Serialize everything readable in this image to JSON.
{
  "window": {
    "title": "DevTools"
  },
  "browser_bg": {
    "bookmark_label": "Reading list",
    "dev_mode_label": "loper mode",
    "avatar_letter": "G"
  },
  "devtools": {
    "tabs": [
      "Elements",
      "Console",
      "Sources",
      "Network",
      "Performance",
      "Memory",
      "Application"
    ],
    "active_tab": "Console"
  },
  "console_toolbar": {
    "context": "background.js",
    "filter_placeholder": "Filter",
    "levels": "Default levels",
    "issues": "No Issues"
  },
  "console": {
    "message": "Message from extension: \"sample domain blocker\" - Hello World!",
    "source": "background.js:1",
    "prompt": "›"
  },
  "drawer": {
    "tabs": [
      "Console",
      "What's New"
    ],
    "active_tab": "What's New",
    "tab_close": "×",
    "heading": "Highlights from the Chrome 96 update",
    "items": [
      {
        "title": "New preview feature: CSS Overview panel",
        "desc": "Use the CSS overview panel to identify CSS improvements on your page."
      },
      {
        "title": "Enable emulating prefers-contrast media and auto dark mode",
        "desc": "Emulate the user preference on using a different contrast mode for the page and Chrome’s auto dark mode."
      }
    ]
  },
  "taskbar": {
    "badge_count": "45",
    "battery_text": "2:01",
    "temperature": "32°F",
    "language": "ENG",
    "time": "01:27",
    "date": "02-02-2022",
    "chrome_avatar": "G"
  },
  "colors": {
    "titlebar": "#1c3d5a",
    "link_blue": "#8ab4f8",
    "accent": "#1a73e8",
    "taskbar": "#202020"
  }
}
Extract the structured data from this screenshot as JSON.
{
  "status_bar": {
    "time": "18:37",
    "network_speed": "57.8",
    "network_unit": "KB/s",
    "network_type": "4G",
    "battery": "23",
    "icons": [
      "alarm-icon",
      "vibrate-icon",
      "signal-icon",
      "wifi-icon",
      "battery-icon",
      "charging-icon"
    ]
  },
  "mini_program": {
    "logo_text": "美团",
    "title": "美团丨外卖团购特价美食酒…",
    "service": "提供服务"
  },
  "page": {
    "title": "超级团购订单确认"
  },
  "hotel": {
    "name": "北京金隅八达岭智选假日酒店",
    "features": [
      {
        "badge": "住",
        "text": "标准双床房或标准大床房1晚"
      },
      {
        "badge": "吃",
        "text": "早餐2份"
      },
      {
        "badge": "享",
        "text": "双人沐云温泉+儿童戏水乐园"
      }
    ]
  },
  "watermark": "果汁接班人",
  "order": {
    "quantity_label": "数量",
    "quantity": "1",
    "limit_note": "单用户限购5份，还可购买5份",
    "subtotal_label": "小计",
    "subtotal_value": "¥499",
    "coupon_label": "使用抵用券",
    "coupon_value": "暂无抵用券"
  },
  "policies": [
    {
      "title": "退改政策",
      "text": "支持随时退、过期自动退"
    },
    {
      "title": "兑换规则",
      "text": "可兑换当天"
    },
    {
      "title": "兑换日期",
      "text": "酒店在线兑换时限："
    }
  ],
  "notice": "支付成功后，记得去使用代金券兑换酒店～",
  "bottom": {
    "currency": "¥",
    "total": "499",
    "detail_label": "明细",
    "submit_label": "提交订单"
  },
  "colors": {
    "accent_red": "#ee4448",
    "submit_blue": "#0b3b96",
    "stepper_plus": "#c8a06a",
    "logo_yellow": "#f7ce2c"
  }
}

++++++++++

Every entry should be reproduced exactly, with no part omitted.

Serialize everything readable in this image to JSON.
{
  "window": {
    "title": "DevTools"
  },
  "browser_bg": {
    "bookmark_label": "Reading list",
    "dev_mode_label": "loper mode",
    "avatar_letter": "G"
  },
  "devtools": {
    "tabs": [
      "Elements",
      "Console",
      "Sources",
      "Network",
      "Performance",
      "Memory",
      "Application"
    ],
    "active_tab": "Console"
  },
  "console_toolbar": {
    "context": "background.js",
    "filter_placeholder": "Filter",
    "levels": "Default levels",
    "issues": "No Issues"
  },
  "console": {
    "message": "Message from extension: \"sample domain blocker\" - Hello World!",
    "source": "background.js:1",
    "prompt": "›"
  },
  "drawer": {
    "tabs": [
      "Console",
      "What's New"
    ],
    "active_tab": "What's New",
    "tab_close": "×",
    "heading": "Highlights from the Chrome 96 update",
    "items": [
      {
        "title": "New preview feature: CSS Overview panel",
        "desc": "Use the CSS overview panel to identify CSS improvements on your page."
      },
      {
        "title": "Enable emulating prefers-contrast media and auto dark mode",
        "desc": "Emulate the user preference on using a different contrast mode for the page and Chrome’s auto dark mode."
      }
    ]
  },
  "taskbar": {
    "badge_count": "45",
    "battery_text": "2:01",
    "temperature": "32°F",
    "language": "ENG",
    "time": "01:27",
    "date": "02-02-2022",
    "chrome_avatar": "G"
  },
  "colors": {
    "titlebar": "#1c3d5a",
    "link_blue": "#8ab4f8",
    "accent": "#1a73e8",
    "taskbar": "#202020"
  }
}
Extract the structured data from this screenshot as JSON.
{
  "status_bar": {
    "time": "18:37",
    "network_speed": "57.8",
    "network_unit": "KB/s",
    "network_type": "4G",
    "battery": "23",
    "icons": [
      "alarm-icon",
      "vibrate-icon",
      "signal-icon",
      "wifi-icon",
      "battery-icon",
      "charging-icon"
    ]
  },
  "mini_program": {
    "logo_text": "美团",
    "title": "美团丨外卖团购特价美食酒…",
    "service": "提供服务"
  },
  "page": {
    "title": "超级团购订单确认"
  },
  "hotel": {
    "name": "北京金隅八达岭智选假日酒店",
    "features": [
      {
        "badge": "住",
        "text": "标准双床房或标准大床房1晚"
      },
      {
        "badge": "吃",
        "text": "早餐2份"
      },
      {
        "badge": "享",
        "text": "双人沐云温泉+儿童戏水乐园"
      }
    ]
  },
  "watermark": "果汁接班人",
  "order": {
    "quantity_label": "数量",
    "quantity": "1",
    "limit_note": "单用户限购5份，还可购买5份",
    "subtotal_label": "小计",
    "subtotal_value": "¥499",
    "coupon_label": "使用抵用券",
    "coupon_value": "暂无抵用券"
  },
  "policies": [
    {
      "title": "退改政策",
      "text": "支持随时退、过期自动退"
    },
    {
      "title": "兑换规则",
      "text": "可兑换当天"
    },
    {
      "title": "兑换日期",
      "text": "酒店在线兑换时限："
    }
  ],
  "notice": "支付成功后，记得去使用代金券兑换酒店～",
  "bottom": {
    "currency": "¥",
    "total": "499",
    "detail_label": "明细",
    "submit_label": "提交订单"
  },
  "colors": {
    "accent_red": "#ee4448",
    "submit_blue": "#0b3b96",
    "stepper_plus": "#c8a06a",
    "logo_yellow": "#f7ce2c"
  }
}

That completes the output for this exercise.